> **Work instruction**
Lines in the listing below may contain the string "chevron". Say how many do, giving only the number.

> **Source data**
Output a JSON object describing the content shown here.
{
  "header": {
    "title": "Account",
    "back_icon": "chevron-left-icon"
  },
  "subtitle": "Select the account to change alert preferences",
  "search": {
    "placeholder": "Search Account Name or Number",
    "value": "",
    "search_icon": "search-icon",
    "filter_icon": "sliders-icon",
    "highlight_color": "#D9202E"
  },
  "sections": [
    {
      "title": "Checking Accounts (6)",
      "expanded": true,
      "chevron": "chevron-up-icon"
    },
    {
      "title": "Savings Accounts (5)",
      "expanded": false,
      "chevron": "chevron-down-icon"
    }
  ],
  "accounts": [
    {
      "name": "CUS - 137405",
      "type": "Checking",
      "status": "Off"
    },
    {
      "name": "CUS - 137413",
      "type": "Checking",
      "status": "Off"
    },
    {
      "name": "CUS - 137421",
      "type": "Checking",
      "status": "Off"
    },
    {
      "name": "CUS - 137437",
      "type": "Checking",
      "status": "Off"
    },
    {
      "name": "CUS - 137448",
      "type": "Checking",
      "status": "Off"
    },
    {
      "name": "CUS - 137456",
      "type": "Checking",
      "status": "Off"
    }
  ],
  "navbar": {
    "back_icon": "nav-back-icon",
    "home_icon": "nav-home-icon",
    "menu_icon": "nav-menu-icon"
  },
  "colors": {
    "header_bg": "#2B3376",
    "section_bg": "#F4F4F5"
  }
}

> **Solved exercise**
3